== EXERCISE REQUIREMENTS ==
A word-for-word repetition of all the entries is needed.

== INPUT RECORDS ==

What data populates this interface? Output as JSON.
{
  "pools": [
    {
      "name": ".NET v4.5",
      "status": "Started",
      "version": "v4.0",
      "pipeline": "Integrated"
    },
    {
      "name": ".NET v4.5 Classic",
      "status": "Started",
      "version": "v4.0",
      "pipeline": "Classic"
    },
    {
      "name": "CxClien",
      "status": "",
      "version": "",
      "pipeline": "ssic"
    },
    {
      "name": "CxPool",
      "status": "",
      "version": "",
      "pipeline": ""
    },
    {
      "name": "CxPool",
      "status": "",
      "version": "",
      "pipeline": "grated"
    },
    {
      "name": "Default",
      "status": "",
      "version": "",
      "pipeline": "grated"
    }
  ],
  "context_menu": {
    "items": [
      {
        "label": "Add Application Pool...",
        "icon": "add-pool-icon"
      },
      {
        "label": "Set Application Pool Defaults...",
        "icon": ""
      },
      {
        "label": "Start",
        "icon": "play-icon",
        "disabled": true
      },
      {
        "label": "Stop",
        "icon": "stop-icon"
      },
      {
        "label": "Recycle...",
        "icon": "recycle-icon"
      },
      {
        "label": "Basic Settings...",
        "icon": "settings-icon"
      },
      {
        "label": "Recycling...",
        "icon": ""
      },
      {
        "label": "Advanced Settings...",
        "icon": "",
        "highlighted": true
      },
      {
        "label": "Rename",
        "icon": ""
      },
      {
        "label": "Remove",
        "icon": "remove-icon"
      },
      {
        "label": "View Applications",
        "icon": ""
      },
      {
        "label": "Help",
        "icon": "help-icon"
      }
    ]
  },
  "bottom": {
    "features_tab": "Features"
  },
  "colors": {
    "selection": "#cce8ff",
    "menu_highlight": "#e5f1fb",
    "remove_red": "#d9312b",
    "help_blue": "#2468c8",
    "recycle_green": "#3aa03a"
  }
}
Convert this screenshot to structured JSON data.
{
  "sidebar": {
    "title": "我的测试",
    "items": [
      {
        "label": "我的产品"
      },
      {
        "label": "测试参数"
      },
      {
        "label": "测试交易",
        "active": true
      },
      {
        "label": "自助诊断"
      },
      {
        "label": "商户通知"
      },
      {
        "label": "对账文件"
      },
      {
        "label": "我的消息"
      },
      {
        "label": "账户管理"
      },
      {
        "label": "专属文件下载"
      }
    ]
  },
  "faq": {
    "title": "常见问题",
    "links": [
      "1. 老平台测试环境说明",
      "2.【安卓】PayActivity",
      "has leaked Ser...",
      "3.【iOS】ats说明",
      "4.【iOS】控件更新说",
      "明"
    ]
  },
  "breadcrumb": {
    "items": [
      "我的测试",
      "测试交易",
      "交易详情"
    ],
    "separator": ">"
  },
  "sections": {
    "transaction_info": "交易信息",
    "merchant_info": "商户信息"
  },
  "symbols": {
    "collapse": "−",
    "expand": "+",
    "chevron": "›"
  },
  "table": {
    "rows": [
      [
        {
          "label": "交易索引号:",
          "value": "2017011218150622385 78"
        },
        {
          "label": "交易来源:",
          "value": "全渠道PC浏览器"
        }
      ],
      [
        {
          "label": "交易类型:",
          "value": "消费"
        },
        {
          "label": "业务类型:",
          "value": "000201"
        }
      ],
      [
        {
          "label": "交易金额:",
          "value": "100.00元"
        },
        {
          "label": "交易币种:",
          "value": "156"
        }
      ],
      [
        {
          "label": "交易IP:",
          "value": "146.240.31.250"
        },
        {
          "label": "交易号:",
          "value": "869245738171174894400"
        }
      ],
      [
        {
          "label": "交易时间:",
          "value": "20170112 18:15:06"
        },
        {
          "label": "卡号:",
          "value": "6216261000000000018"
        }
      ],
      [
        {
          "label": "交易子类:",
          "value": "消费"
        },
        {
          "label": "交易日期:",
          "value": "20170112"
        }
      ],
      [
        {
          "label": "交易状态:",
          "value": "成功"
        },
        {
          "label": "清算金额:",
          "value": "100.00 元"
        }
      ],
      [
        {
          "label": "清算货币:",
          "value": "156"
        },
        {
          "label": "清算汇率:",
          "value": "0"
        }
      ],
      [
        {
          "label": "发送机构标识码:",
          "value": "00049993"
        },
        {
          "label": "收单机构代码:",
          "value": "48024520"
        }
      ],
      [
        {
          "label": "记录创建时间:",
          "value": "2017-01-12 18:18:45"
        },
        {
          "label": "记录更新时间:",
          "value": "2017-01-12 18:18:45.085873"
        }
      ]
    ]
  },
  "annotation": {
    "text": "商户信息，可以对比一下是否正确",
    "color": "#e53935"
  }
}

== YOUR RESPONSE ==
What data populates this interface? Output as JSON.
{
  "pools": [
    {
      "name": ".NET v4.5",
      "status": "Started",
      "version": "v4.0",
      "pipeline": "Integrated"
    },
    {
      "name": ".NET v4.5 Classic",
      "status": "Started",
      "version": "v4.0",
      "pipeline": "Classic"
    },
    {
      "name": "CxClien",
      "status": "",
      "version": "",
      "pipeline": "ssic"
    },
    {
      "name": "CxPool",
      "status": "",
      "version": "",
      "pipeline": ""
    },
    {
      "name": "CxPool",
      "status": "",
      "version": "",
      "pipeline": "grated"
    },
    {
      "name": "Default",
      "status": "",
      "version": "",
      "pipeline": "grated"
    }
  ],
  "context_menu": {
    "items": [
      {
        "label": "Add Application Pool...",
        "icon": "add-pool-icon"
      },
      {
        "label": "Set Application Pool Defaults...",
        "icon": ""
      },
      {
        "label": "Start",
        "icon": "play-icon",
        "disabled": true
      },
      {
        "label": "Stop",
        "icon": "stop-icon"
      },
      {
        "label": "Recycle...",
        "icon": "recycle-icon"
      },
      {
        "label": "Basic Settings...",
        "icon": "settings-icon"
      },
      {
        "label": "Recycling...",
        "icon": ""
      },
      {
        "label": "Advanced Settings...",
        "icon": "",
        "highlighted": true
      },
      {
        "label": "Rename",
        "icon": ""
      },
      {
        "label": "Remove",
        "icon": "remove-icon"
      },
      {
        "label": "View Applications",
        "icon": ""
      },
      {
        "label": "Help",
        "icon": "help-icon"
      }
    ]
  },
  "bottom": {
    "features_tab": "Features"
  },
  "colors": {
    "selection": "#cce8ff",
    "menu_highlight": "#e5f1fb",
    "remove_red": "#d9312b",
    "help_blue": "#2468c8",
    "recycle_green": "#3aa03a"
  }
}
Convert this screenshot to structured JSON data.
{
  "sidebar": {
    "title": "我的测试",
    "items": [
      {
        "label": "我的产品"
      },
      {
        "label": "测试参数"
      },
      {
        "label": "测试交易",
        "active": true
      },
      {
        "label": "自助诊断"
      },
      {
        "label": "商户通知"
      },
      {
        "label": "对账文件"
      },
      {
        "label": "我的消息"
      },
      {
        "label": "账户管理"
      },
      {
        "label": "专属文件下载"
      }
    ]
  },
  "faq": {
    "title": "常见问题",
    "links": [
      "1. 老平台测试环境说明",
      "2.【安卓】PayActivity",
      "has leaked Ser...",
      "3.【iOS】ats说明",
      "4.【iOS】控件更新说",
      "明"
    ]
  },
  "breadcrumb": {
    "items": [
      "我的测试",
      "测试交易",
      "交易详情"
    ],
    "separator": ">"
  },
  "sections": {
    "transaction_info": "交易信息",
    "merchant_info": "商户信息"
  },
  "symbols": {
    "collapse": "−",
    "expand": "+",
    "chevron": "›"
  },
  "table": {
    "rows": [
      [
        {
          "label": "交易索引号:",
          "value": "2017011218150622385 78"
        },
        {
          "label": "交易来源:",
          "value": "全渠道PC浏览器"
        }
      ],
      [
        {
          "label": "交易类型:",
          "value": "消费"
        },
        {
          "label": "业务类型:",
          "value": "000201"
        }
      ],
      [
        {
          "label": "交易金额:",
          "value": "100.00元"
        },
        {
          "label": "交易币种:",
          "value": "156"
        }
      ],
      [
        {
          "label": "交易IP:",
          "value": "146.240.31.250"
        },
        {
          "label": "交易号:",
          "value": "869245738171174894400"
        }
      ],
      [
        {
          "label": "交易时间:",
          "value": "20170112 18:15:06"
        },
        {
          "label": "卡号:",
          "value": "6216261000000000018"
        }
      ],
      [
        {
          "label": "交易子类:",
          "value": "消费"
        },
        {
          "label": "交易日期:",
          "value": "20170112"
        }
      ],
      [
        {
          "label": "交易状态:",
          "value": "成功"
        },
        {
          "label": "清算金额:",
          "value": "100.00 元"
        }
      ],
      [
        {
          "label": "清算货币:",
          "value": "156"
        },
        {
          "label": "清算汇率:",
          "value": "0"
        }
      ],
      [
        {
          "label": "发送机构标识码:",
          "value": "00049993"
        },
        {
          "label": "收单机构代码:",
          "value": "48024520"
        }
      ],
      [
        {
          "label": "记录创建时间:",
          "value": "2017-01-12 18:18:45"
        },
        {
          "label": "记录更新时间:",
          "value": "2017-01-12 18:18:45.085873"
        }
      ]
    ]
  },
  "annotation": {
    "text": "商户信息，可以对比一下是否正确",
    "color": "#e53935"
  }
}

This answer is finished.